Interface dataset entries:
§ §
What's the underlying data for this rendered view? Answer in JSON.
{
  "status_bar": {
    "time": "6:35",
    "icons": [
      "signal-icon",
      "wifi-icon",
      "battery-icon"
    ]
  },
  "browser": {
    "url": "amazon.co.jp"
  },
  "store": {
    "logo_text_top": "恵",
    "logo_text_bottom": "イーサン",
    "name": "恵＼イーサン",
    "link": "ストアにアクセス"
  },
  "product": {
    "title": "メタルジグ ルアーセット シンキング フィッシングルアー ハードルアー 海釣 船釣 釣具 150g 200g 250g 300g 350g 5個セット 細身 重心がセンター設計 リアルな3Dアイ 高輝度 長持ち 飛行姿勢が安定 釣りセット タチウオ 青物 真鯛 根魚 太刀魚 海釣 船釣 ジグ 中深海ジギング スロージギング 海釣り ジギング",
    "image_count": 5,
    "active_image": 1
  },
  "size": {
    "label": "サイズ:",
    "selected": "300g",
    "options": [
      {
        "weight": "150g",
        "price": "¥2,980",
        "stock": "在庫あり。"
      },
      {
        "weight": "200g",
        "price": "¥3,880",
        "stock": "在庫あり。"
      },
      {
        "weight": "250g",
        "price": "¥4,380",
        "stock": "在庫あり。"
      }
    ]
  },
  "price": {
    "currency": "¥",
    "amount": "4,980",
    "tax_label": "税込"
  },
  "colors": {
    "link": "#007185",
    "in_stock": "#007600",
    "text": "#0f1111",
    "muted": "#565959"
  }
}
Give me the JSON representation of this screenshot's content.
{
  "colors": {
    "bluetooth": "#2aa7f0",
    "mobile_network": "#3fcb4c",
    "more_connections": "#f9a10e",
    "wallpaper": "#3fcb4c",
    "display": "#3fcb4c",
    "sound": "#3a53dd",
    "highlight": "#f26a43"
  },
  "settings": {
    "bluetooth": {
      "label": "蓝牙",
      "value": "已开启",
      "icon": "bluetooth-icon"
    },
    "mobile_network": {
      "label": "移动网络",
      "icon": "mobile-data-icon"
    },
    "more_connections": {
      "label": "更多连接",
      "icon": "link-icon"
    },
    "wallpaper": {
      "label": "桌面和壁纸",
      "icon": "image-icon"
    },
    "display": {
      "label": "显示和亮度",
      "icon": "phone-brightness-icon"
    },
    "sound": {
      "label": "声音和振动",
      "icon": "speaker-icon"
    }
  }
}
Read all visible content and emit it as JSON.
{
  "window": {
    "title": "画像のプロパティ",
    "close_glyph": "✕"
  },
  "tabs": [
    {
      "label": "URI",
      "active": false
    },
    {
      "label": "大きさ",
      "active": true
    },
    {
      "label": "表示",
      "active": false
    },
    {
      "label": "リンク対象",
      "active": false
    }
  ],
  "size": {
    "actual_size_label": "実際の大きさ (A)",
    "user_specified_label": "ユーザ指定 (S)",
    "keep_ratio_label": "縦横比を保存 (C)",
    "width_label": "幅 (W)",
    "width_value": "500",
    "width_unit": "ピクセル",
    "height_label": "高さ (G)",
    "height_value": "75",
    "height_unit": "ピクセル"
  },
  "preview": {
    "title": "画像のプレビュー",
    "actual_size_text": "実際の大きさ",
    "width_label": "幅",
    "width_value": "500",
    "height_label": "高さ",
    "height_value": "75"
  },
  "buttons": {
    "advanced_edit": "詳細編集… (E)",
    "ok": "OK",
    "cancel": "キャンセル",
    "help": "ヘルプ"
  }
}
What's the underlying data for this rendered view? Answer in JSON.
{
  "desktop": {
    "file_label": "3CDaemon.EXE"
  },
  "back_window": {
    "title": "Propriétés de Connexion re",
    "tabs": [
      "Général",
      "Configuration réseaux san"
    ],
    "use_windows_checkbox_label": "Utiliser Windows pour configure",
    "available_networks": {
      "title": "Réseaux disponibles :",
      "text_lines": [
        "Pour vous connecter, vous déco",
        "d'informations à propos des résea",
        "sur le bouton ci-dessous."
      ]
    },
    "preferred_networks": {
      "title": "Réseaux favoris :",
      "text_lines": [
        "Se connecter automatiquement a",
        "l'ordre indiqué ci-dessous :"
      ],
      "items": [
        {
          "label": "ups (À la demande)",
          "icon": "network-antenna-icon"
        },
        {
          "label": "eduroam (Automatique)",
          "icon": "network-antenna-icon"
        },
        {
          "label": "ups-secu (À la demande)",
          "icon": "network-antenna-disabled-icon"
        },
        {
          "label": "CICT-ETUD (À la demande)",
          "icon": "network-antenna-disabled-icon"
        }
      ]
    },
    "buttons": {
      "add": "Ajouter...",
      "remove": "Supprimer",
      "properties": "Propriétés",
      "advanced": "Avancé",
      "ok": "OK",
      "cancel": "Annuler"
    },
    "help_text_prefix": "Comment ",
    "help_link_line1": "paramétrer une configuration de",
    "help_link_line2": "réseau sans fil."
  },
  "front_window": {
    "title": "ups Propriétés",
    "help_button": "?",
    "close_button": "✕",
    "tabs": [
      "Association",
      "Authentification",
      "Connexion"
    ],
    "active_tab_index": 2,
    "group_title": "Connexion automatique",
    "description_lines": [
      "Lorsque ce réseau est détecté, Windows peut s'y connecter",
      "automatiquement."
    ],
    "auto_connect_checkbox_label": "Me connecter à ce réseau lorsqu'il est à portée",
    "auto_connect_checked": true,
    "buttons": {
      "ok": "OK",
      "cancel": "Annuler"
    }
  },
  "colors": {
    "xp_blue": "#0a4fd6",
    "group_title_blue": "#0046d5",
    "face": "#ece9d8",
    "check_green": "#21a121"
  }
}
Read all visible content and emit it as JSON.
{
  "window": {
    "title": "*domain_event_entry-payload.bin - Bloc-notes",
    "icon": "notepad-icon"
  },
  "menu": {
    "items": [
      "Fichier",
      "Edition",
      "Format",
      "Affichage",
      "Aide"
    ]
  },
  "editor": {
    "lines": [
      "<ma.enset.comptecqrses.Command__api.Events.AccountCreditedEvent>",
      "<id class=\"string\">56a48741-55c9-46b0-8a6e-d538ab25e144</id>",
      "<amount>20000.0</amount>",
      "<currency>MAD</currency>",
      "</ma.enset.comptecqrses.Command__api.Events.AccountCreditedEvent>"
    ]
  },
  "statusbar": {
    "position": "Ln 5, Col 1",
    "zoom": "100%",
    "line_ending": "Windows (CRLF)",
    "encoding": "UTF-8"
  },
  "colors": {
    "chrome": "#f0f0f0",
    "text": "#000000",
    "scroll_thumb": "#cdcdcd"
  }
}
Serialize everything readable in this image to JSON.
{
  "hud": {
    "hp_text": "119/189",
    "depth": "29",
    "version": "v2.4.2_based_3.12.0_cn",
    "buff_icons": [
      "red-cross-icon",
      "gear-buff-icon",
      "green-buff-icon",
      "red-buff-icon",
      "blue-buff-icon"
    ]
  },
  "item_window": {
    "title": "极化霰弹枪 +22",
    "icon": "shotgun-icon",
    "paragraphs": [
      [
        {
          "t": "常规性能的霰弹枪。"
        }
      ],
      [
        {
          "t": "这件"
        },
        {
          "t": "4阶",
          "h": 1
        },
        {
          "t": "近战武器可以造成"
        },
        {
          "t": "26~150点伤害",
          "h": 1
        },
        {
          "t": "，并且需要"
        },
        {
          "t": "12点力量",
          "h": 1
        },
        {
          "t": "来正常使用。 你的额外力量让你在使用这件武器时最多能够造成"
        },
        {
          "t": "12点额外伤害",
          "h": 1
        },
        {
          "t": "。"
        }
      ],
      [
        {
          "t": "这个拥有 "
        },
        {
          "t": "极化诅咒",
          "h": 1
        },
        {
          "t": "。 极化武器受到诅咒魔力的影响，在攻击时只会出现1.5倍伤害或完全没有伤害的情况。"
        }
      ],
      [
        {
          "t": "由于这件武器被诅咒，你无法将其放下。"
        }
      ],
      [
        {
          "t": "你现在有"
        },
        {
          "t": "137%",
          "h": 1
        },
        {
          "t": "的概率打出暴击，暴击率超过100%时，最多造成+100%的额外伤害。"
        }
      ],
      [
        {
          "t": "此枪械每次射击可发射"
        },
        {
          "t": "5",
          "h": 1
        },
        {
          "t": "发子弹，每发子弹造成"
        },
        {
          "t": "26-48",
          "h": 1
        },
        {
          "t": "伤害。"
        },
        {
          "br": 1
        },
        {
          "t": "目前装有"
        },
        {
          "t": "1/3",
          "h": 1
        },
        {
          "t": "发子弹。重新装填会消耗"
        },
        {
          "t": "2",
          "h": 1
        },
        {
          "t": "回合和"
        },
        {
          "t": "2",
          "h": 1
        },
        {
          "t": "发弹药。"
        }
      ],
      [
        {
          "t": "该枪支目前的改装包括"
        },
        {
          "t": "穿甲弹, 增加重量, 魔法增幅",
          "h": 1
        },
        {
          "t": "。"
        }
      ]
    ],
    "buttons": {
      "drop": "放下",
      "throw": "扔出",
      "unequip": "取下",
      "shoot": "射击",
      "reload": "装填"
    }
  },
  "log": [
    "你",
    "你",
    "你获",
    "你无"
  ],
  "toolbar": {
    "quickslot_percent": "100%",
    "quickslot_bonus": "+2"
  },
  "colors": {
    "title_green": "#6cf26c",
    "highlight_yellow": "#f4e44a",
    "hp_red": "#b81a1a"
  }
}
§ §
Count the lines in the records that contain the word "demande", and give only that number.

3